Quartet of Middle East negotiators have met in Jerusalem, to discuss how to
revive the Arab-Israeli peace process, following the Hamas takeover of the Gaza
Strip and the just-concluded summit between Israel and its Arab neighbors in
Egypt. VOA's Jim Teeple reports Quartet discussions also focused on the expected
appointment of outgoing British Prime Minister Tony Blair as a new special envoy
to the Middle East.
The Quartet of Middle East negotiators met for about
three hours at the U.S. Consulate in Jerusalem. Media reports say at the top of
the agenda was the expected appointment of outgoing
British Prime Minister Tony Blair as a new special envoy to the
The quartet is made up of the United States, the European Union, Russia, and
the United Nations.
Quartet diplomats would not comment following their talks, but speaking in
London, Mr. Blair said he is willing to take on the task.
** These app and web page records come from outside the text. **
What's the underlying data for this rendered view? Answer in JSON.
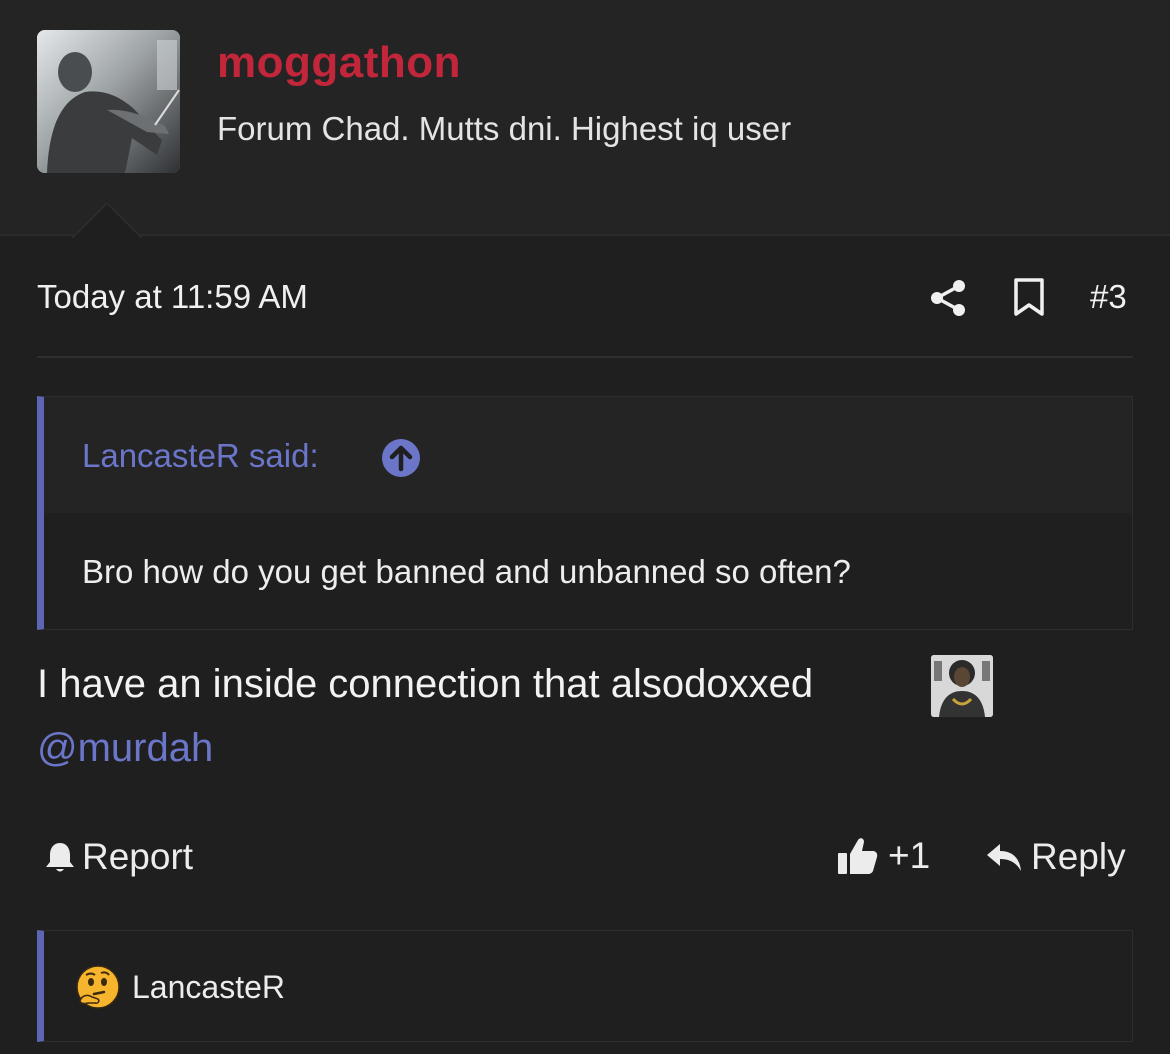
{
  "user": {
    "name": "moggathon",
    "title": "Forum Chad. Mutts dni. Highest iq user"
  },
  "post": {
    "date": "Today at 11:59 AM",
    "number": "#3"
  },
  "quote": {
    "author": "LancasteR said:",
    "text": "Bro how do you get banned and unbanned so often?"
  },
  "message": {
    "text": "I have an inside connection that alsodoxxed",
    "mention": "@murdah"
  },
  "actions": {
    "report_label": "Report",
    "like_label": "+1",
    "reply_label": "Reply"
  },
  "reactions": {
    "user": "LancasteR",
    "emoji": "thinking-face"
  },
  "colors": {
    "username": "#c2263a",
    "accent": "#6b76c9",
    "background": "#1f1f20"
  }
}
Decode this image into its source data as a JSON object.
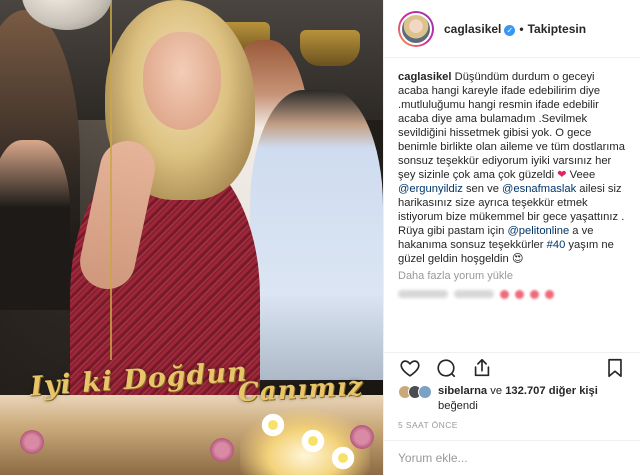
{
  "post": {
    "username": "caglasikel",
    "follow_state": "Takiptesin",
    "caption_parts": [
      {
        "t": "text",
        "v": "Düşündüm durdum o geceyi acaba hangi kareyle ifade edebilirim diye .mutluluğumu hangi resmin ifade edebilir acaba diye ama bulamadım .Sevilmek sevildiğini hissetmek gibisi yok. O gece benimle birlikte olan aileme ve tüm dostlarıma sonsuz teşekkür ediyorum iyiki varsınız her şey sizinle çok ama çok güzeldi "
      },
      {
        "t": "heart",
        "v": "❤"
      },
      {
        "t": "text",
        "v": " Veee "
      },
      {
        "t": "mention",
        "v": "@ergunyildiz"
      },
      {
        "t": "text",
        "v": " sen ve "
      },
      {
        "t": "mention",
        "v": "@esnafmaslak"
      },
      {
        "t": "text",
        "v": " ailesi siz harikasınız size ayrıca teşekkür etmek istiyorum bize mükemmel bir gece yaşattınız . Rüya gibi pastam için "
      },
      {
        "t": "mention",
        "v": "@pelitonline"
      },
      {
        "t": "text",
        "v": " a ve hakanıma sonsuz teşekkürler "
      },
      {
        "t": "hashtag",
        "v": "#40"
      },
      {
        "t": "text",
        "v": " yaşım ne güzel geldin hoşgeldin "
      },
      {
        "t": "emoji",
        "v": "😍"
      }
    ],
    "more_comments": "Daha fazla yorum yükle",
    "likes_user": "sibelarna",
    "likes_connector": "ve",
    "likes_count": "132.707 diğer kişi",
    "likes_suffix": "beğendi",
    "time_ago": "5 SAAT ÖNCE",
    "comment_placeholder": "Yorum ekle..."
  },
  "cake": {
    "topper_left": "Iyi ki Doğdun",
    "topper_right": "Canımız"
  },
  "icons": {
    "like": "heart-outline-icon",
    "comment": "speech-bubble-icon",
    "share": "share-upload-icon",
    "save": "bookmark-icon",
    "verified": "verified-badge-icon"
  },
  "colors": {
    "link": "#003569",
    "verified": "#3897f0",
    "muted": "#999999"
  }
}
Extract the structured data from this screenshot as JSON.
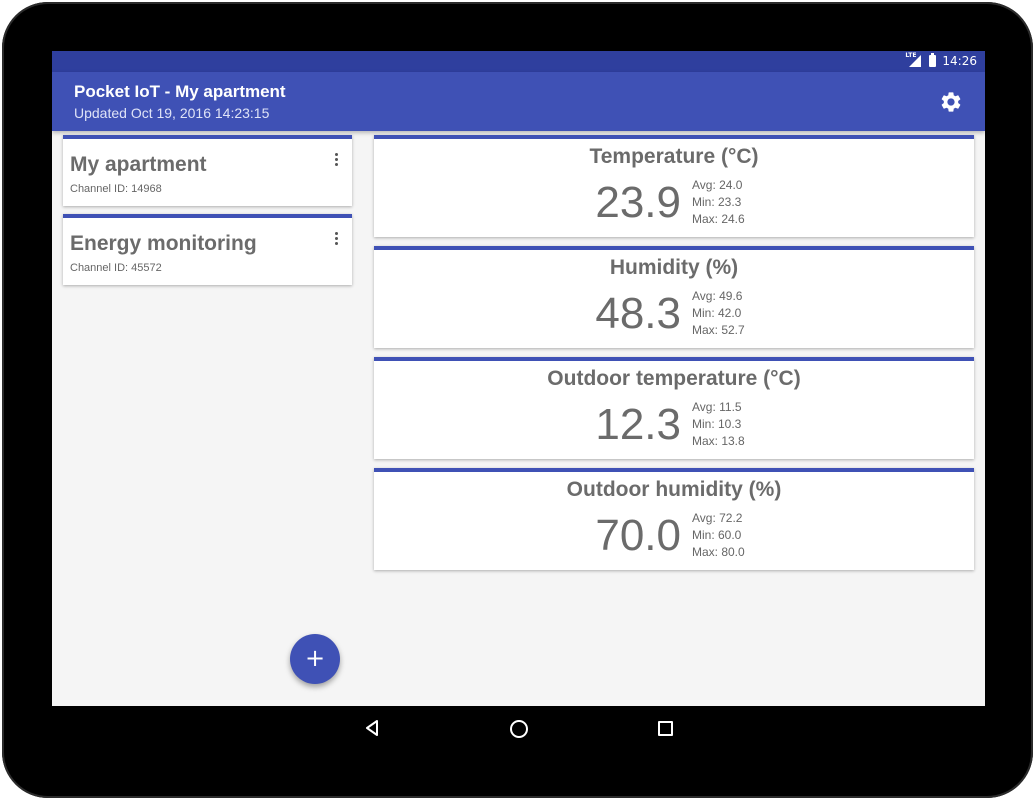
{
  "status_bar": {
    "network": "LTE",
    "time": "14:26"
  },
  "app_bar": {
    "title": "Pocket IoT - My apartment",
    "subtitle": "Updated Oct 19, 2016 14:23:15",
    "settings_icon": "gear-icon"
  },
  "channels": [
    {
      "name": "My apartment",
      "channel_id": "Channel ID: 14968"
    },
    {
      "name": "Energy monitoring",
      "channel_id": "Channel ID: 45572"
    }
  ],
  "sensors": [
    {
      "title": "Temperature (°C)",
      "value": "23.9",
      "avg": "Avg: 24.0",
      "min": "Min: 23.3",
      "max": "Max: 24.6"
    },
    {
      "title": "Humidity (%)",
      "value": "48.3",
      "avg": "Avg: 49.6",
      "min": "Min: 42.0",
      "max": "Max: 52.7"
    },
    {
      "title": "Outdoor temperature (°C)",
      "value": "12.3",
      "avg": "Avg: 11.5",
      "min": "Min: 10.3",
      "max": "Max: 13.8"
    },
    {
      "title": "Outdoor humidity (%)",
      "value": "70.0",
      "avg": "Avg: 72.2",
      "min": "Min: 60.0",
      "max": "Max: 80.0"
    }
  ],
  "fab": {
    "label": "+"
  },
  "colors": {
    "primary": "#3f51b5",
    "primary_dark": "#2f3f9e",
    "background": "#f5f5f5"
  }
}
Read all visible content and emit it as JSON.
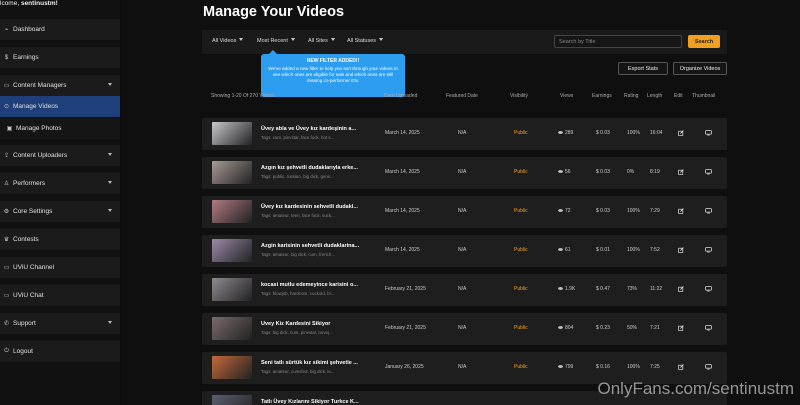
{
  "sidebar": {
    "welcome_prefix": "lcome, ",
    "welcome_user": "sentinustm!",
    "items": [
      {
        "label": "Dashboard",
        "icon": "dashboard-icon",
        "glyph": "⌁"
      },
      {
        "label": "Earnings",
        "icon": "dollar-icon",
        "glyph": "$"
      },
      {
        "label": "Content Managers",
        "icon": "folder-icon",
        "glyph": "▭"
      },
      {
        "label": "Manage Videos",
        "icon": "play-circle-icon",
        "glyph": "⊙"
      },
      {
        "label": "Manage Photos",
        "icon": "image-icon",
        "glyph": "▣"
      },
      {
        "label": "Content Uploaders",
        "icon": "upload-icon",
        "glyph": "⇪"
      },
      {
        "label": "Performers",
        "icon": "user-icon",
        "glyph": "♙"
      },
      {
        "label": "Core Settings",
        "icon": "gear-icon",
        "glyph": "⚙"
      },
      {
        "label": "Contests",
        "icon": "trophy-icon",
        "glyph": "♛"
      },
      {
        "label": "UViU Channel",
        "icon": "tv-icon",
        "glyph": "▭"
      },
      {
        "label": "UViU Chat",
        "icon": "chat-icon",
        "glyph": "▭"
      },
      {
        "label": "Support",
        "icon": "support-icon",
        "glyph": "✆"
      },
      {
        "label": "Logout",
        "icon": "logout-icon",
        "glyph": "⏻"
      }
    ]
  },
  "page": {
    "title": "Manage Your Videos"
  },
  "filters": {
    "videos": "All Videos",
    "sort": "Most Recent",
    "sites": "All Sites",
    "statuses": "All Statuses",
    "search_placeholder": "Search by Title",
    "search_button": "Search"
  },
  "tooltip": {
    "title": "NEW FILTER ADDED!!",
    "body": "We've added a new filter to help you sort through your videos to see which ones are eligible for sale and which ones are still missing co-performer IDs."
  },
  "actions": {
    "export": "Export Stats",
    "organize": "Organize Videos"
  },
  "table": {
    "showing": "Showing 1-20 Of 270 Videos",
    "headers": {
      "uploaded": "Date Uploaded",
      "featured": "Featured Date",
      "visibility": "Visibility",
      "views": "Views",
      "earnings": "Earnings",
      "rating": "Rating",
      "length": "Length",
      "edit": "Edit",
      "thumbnail": "Thumbnail"
    },
    "rows": [
      {
        "title": "Üvey abla ve Üvey kız kardeşinin a...",
        "tags": "Tags: cum, pinvstar, face fuck, hot s...",
        "date": "March 14, 2025",
        "featured": "N/A",
        "visibility": "Public",
        "views": "289",
        "earnings": "$ 0.03",
        "rating": "100%",
        "length": "16:04",
        "thumb_color": "#c7c7cf"
      },
      {
        "title": "Azgın kız şehvetli dudaklarıyla erke...",
        "tags": "Tags: public, russian, big dick, gens...",
        "date": "March 14, 2025",
        "featured": "N/A",
        "visibility": "Public",
        "views": "56",
        "earnings": "$ 0.03",
        "rating": "0%",
        "length": "8:19",
        "thumb_color": "#a89a96"
      },
      {
        "title": "Üvey kız kardesinin sehvetli dudakl...",
        "tags": "Tags: amateur, teen, face fuck, suck...",
        "date": "March 14, 2025",
        "featured": "N/A",
        "visibility": "Public",
        "views": "72",
        "earnings": "$ 0.03",
        "rating": "100%",
        "length": "7:29",
        "thumb_color": "#b07b82"
      },
      {
        "title": "Azgin karisinin sehvetli dudaklarina...",
        "tags": "Tags: amateur, big dick, cum, french...",
        "date": "March 14, 2025",
        "featured": "N/A",
        "visibility": "Public",
        "views": "61",
        "earnings": "$ 0.01",
        "rating": "100%",
        "length": "7:52",
        "thumb_color": "#9b8aa8"
      },
      {
        "title": "kocasi mutlu edemeyince karisini o...",
        "tags": "Tags: blowjob, hardcore, cuckold, bi...",
        "date": "February 21, 2025",
        "featured": "N/A",
        "visibility": "Public",
        "views": "1.9K",
        "earnings": "$ 0.47",
        "rating": "73%",
        "length": "11:22",
        "thumb_color": "#8f8a92"
      },
      {
        "title": "Uvey Kiz Kardesini Sikiyor",
        "tags": "Tags: big dick, cum, pinvstar, turvej...",
        "date": "February 21, 2025",
        "featured": "N/A",
        "visibility": "Public",
        "views": "804",
        "earnings": "$ 0.23",
        "rating": "50%",
        "length": "7:21",
        "thumb_color": "#7a6a6c"
      },
      {
        "title": "Seni tatlı sürtük kız sikimi şehvetle ...",
        "tags": "Tags: amateur, cumshot, big dick, le...",
        "date": "January 26, 2025",
        "featured": "N/A",
        "visibility": "Public",
        "views": "799",
        "earnings": "$ 0.16",
        "rating": "100%",
        "length": "7:25",
        "thumb_color": "#c46a3a"
      },
      {
        "title": "Tatlı Üvey Kızlarını Sikiyor Turkce K...",
        "tags": "",
        "date": "",
        "featured": "",
        "visibility": "",
        "views": "",
        "earnings": "",
        "rating": "",
        "length": "",
        "thumb_color": "#5a6070"
      }
    ]
  },
  "watermark": "OnlyFans.com/sentinustm"
}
"Anybody who cares about greater peace and stability in the world knows that
a lasting and enduring resolution of the Israeli-Palestinian issue is
essential," he said. "As I have said on many occasions, I would do whatever I
could to help such a resolution come about."
The Quartet meeting follows a summit in Egypt that brought the leaders of
Israel, the Palestinian Authority, Jordan, and Egypt together.
At the summit, Israeli Prime Minister Ehud Olmert said he would release 250
prisoners who belong to Palestinian President Mahmoud Abbas' Fatah faction.
He also pledged to ease restrictions on Palestinian movement in the West Bank
by dismantling roadblocks and checkpoints.
The Palestinian territories split last week, following a military takeover of
Gaza by Hamas militants. Mr. Abbas dismissed the Hamas-led Palestinian unity
government and declared a new emergency government based in the West Bank.
At the summit, Egyptian and Jordanian leaders pledged support for Mr. Abbas,
but they also said that any peace deal in the region must include all of the
outgoing :retiring from or
relinquishing a place, a position, or an office（即将离职的）